She described her teeth as “very sensitive.” She needed fillings.
By about 7:30 a.m., Ramirez sat in a card table chair inside a section of the exhibition hall designated as a waiting area. In front of her she could see her destination. What seemed like a sea of dentists and assistants in blue gowns worked on patients.
Ramirez said she was well on her way to a wonderful, new, painless smile. Just the thought brought a smile to her face even before the treatment.
The California Dental Association and California Dental Association Foundation sponsored the CDA Cares event. The event will continue and conclude Saturday, with clinic doors opening at 5:30 a.m. No identification is required.

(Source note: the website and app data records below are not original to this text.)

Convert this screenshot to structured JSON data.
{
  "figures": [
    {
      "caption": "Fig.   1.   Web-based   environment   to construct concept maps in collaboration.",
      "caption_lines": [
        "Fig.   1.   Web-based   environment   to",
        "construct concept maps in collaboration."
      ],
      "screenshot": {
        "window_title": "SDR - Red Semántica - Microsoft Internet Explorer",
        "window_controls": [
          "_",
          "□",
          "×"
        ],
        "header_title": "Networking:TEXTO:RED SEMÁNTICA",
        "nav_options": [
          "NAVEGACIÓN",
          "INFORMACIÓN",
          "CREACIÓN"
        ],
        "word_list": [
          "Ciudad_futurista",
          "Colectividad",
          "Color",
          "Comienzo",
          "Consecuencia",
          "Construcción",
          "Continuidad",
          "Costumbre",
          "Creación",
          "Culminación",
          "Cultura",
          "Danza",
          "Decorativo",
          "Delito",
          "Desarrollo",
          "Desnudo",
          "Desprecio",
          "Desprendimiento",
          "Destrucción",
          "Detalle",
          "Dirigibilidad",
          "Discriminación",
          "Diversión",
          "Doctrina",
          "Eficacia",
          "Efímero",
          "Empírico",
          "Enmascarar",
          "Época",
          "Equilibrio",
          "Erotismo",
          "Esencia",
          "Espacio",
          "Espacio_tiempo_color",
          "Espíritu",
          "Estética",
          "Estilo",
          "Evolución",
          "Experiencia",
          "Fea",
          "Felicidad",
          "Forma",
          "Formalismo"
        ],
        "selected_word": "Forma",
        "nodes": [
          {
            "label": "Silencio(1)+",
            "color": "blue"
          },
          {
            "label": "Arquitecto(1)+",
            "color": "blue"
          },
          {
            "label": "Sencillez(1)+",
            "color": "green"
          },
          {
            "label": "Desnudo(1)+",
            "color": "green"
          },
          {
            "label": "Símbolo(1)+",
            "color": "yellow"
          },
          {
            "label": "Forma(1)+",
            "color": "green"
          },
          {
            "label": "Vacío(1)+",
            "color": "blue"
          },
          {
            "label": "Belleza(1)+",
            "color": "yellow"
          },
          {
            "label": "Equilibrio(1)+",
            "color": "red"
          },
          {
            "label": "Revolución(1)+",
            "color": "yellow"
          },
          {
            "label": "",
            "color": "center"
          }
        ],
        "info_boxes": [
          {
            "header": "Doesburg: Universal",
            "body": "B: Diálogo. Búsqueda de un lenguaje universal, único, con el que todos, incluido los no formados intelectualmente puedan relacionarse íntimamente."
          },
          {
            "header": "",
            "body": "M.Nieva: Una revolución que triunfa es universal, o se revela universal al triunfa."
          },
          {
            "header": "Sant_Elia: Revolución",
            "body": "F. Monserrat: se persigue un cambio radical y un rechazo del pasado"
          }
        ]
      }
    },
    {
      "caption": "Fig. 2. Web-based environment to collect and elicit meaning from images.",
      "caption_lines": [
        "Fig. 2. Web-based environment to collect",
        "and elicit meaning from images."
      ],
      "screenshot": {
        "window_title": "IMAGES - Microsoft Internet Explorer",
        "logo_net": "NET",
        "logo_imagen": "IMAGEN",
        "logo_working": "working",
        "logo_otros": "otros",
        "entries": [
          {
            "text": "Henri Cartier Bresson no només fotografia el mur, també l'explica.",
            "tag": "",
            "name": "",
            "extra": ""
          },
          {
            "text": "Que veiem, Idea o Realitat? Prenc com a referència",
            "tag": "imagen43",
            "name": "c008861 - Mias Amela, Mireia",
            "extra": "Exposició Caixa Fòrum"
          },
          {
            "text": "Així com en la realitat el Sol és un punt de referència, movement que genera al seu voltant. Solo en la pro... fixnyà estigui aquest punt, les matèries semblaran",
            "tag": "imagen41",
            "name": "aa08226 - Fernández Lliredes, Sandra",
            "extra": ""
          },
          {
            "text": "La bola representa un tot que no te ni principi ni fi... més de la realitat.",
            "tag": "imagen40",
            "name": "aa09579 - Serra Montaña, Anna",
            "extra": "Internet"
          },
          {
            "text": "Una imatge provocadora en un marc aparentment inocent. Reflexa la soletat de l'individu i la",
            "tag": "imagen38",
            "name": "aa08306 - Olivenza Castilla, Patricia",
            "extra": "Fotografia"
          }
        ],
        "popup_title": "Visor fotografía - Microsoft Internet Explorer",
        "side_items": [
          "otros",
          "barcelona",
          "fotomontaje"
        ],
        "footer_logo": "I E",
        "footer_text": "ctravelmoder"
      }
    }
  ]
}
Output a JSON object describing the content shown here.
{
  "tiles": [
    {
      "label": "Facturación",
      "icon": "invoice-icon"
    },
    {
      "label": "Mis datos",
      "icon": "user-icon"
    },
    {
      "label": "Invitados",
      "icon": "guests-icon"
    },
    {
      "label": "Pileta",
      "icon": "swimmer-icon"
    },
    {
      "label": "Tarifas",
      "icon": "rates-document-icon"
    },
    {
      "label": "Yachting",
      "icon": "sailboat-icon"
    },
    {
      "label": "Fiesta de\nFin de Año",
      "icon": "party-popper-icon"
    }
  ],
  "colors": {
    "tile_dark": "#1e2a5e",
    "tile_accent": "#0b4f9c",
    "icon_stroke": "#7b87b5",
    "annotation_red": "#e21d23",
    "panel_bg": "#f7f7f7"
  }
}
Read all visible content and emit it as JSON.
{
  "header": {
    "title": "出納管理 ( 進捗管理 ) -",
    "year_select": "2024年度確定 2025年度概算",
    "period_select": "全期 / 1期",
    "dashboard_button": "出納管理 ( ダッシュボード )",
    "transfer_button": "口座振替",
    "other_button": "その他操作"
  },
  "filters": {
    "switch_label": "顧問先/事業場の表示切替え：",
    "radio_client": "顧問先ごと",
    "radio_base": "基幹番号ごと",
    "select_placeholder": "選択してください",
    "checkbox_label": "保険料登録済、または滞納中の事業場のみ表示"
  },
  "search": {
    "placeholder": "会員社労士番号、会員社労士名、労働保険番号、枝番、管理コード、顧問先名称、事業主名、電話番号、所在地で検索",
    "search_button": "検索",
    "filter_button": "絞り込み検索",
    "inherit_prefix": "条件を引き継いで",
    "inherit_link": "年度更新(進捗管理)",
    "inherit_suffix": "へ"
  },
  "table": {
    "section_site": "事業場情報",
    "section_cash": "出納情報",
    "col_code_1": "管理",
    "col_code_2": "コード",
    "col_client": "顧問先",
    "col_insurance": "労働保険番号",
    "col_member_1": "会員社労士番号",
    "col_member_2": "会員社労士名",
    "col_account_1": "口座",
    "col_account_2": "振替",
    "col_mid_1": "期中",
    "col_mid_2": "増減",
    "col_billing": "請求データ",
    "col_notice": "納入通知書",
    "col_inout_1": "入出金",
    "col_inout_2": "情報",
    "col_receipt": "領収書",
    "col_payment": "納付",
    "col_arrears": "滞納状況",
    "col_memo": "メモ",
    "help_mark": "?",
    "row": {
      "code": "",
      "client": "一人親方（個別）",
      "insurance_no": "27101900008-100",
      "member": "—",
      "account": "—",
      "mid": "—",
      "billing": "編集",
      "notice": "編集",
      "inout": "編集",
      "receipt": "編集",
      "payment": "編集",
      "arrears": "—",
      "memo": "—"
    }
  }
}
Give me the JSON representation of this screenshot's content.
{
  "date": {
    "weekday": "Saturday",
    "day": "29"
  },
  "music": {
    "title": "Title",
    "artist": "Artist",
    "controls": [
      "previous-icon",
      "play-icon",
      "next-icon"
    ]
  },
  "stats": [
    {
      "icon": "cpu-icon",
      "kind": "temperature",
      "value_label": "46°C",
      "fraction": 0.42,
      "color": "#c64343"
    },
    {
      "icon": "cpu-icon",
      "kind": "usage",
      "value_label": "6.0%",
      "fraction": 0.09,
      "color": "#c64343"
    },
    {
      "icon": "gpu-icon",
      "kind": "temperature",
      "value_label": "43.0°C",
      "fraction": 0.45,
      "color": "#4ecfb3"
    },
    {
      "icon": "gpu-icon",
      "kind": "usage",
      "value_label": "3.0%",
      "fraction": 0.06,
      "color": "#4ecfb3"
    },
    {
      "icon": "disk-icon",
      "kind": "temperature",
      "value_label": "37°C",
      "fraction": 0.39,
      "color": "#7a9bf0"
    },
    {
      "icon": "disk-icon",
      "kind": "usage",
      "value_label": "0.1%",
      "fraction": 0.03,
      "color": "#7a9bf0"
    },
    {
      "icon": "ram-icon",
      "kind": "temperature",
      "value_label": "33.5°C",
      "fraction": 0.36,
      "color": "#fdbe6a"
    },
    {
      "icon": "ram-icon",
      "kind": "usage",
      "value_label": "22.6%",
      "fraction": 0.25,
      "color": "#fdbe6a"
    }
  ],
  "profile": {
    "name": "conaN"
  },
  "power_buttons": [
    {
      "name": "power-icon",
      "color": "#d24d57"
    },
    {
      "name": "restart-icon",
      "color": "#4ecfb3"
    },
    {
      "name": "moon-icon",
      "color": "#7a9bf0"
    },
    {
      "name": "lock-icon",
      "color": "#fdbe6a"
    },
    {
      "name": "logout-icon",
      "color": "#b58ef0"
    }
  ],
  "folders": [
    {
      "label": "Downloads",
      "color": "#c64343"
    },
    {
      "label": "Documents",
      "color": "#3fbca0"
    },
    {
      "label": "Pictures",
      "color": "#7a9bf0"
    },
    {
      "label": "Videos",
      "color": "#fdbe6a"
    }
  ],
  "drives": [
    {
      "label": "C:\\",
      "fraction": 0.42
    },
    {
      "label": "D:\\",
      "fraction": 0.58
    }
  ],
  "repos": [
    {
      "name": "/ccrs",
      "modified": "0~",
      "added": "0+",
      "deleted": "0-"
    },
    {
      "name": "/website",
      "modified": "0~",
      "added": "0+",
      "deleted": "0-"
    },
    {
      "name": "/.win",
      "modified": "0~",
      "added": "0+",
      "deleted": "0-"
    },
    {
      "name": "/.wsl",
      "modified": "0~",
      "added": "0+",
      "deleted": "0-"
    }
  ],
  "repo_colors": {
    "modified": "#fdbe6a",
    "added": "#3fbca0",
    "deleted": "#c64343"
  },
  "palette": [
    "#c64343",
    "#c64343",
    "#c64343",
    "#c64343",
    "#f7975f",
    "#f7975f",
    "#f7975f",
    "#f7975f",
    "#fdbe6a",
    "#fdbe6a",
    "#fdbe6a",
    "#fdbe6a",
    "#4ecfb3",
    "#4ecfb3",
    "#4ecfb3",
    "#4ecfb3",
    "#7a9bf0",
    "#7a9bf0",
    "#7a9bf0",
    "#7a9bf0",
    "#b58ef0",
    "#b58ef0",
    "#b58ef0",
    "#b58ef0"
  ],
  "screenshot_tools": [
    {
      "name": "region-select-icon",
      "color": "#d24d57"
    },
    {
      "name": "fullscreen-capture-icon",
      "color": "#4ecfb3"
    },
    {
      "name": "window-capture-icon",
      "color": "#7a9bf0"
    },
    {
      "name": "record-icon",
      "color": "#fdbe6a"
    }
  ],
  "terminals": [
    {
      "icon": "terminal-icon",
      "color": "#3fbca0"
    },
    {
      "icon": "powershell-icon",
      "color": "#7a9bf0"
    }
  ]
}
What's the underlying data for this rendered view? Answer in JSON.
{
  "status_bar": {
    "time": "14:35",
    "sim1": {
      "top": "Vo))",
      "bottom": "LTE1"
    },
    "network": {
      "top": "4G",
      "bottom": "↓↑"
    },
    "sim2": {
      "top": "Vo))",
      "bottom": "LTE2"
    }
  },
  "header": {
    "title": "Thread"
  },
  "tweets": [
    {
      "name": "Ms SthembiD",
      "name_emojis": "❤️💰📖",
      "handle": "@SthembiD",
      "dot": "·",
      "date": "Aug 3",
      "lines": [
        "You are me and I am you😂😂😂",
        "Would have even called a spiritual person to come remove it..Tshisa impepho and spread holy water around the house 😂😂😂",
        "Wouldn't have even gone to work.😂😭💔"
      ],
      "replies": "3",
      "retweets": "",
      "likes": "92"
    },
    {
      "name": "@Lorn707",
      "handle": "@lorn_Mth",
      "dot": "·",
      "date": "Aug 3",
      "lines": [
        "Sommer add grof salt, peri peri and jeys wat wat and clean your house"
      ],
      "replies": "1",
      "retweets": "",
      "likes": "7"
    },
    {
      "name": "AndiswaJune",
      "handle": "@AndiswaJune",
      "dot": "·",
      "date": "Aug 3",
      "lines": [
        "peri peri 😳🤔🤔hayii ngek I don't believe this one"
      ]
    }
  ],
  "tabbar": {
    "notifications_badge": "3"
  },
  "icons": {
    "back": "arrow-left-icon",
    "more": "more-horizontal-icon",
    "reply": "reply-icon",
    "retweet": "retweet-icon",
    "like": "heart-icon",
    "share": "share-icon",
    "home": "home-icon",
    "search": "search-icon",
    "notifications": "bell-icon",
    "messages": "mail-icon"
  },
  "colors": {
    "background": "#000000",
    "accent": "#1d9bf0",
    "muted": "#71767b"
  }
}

It’s a simple idea that requires plenty of preparation and resources: People simply show up and get free dental care. About 400 dentists, 400 dental professionals and 900 or so other volunteers will come to the fairgrounds over the two days to help them.
An estimated 10 million Californians have trouble getting dental care. Reasons range from unemployment to no insurance to lack of transportation to lack of oral health education, according to the California Dental Association.
CDA Cares two-day clinics at other locations have drawn about 2,000 people, with some coming a day early to camp out so they can be certain of getting in.
The Solano County clinic had its early birds. Vallejo resident Levardie Davis arrived at about 9 a.m. Thursday. She lined up with about 10 other people.
Davis hadn’t been to a dentist in about three years, since her insurance ran out. She had painful teeth, some loose. She kept cutting her tongue on a broken tooth.
She and the rest were prepared to camp out. Instead, the clinic checked them in that day at about 2 p.m., in effect reserving them a place in line.
“We didn’t have to spend the night, but we had tents, blankets and stuff,” Davis said.
Patients started their visits in McCormack Hall. That’s where they had their teeth looked at initially and had X-rays taken, basically getting screened before heading to the exhibition hall for treatment.
Many of the patients coming to the clinics have missing teeth, said James Stephens, president of the California Dental Association and a Palo Alto dentist. That can discourage them from finding work, especially if they’re seeking a job in the service sector, he said.
“If you can’t smile and feel good about it, it’s hard to do it,” Stephens said.
He talked of a man who had only three teeth. The clinic would give him a stay plate, which is a plastic, partial denture.
“We’re going to give him a smile,” Stephens said. “You can’t do that for everybody, but when you can, it’s a real gift.”
But the clinic in a few hours can’t solve all dental problems for patients who may not have seen a dentist in years.
“We’re trying to focus on their most pressing need: pain and infection,” Stephens said.
As the clinic started Friday morning, a pounding rain hit the fairgrounds, the type that can drench a person in a matter of seconds. A stream of brown water ran through the parking lot. Volunteers heading to their posts on the fairgrounds streets jumped over puddles.
But rain didn’t stop people from coming to the clinic. If a smile makes a good umbrella, as the old song says, a lot of them left better equipped to handle the wet.
Reach Barry Eberling at 427-6929 or email@example.com. Follow him on Twitter at www.twitter.com/beberlingdr.